» Data for this exercise:
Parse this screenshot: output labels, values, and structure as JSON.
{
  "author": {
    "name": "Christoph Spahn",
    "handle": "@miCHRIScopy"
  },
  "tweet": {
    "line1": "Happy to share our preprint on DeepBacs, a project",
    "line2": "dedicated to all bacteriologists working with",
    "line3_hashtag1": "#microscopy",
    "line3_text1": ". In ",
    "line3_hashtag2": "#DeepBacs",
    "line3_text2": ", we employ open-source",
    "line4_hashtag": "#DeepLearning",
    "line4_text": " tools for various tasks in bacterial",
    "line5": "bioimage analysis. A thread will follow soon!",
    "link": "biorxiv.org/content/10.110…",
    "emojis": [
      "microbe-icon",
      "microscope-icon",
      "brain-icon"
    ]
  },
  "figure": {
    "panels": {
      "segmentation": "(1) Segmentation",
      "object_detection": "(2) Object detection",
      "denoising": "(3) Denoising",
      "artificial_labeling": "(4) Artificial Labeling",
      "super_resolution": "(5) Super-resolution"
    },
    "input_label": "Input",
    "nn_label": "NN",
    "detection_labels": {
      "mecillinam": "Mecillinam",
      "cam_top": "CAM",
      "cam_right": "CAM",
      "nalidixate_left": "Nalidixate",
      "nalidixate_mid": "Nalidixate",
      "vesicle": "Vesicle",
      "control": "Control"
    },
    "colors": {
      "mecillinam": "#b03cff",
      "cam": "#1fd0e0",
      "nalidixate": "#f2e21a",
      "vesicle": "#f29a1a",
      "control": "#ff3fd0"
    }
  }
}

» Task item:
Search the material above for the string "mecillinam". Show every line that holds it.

» Exercise result:
      "mecillinam": "Mecillinam",
      "mecillinam": "#b03cff",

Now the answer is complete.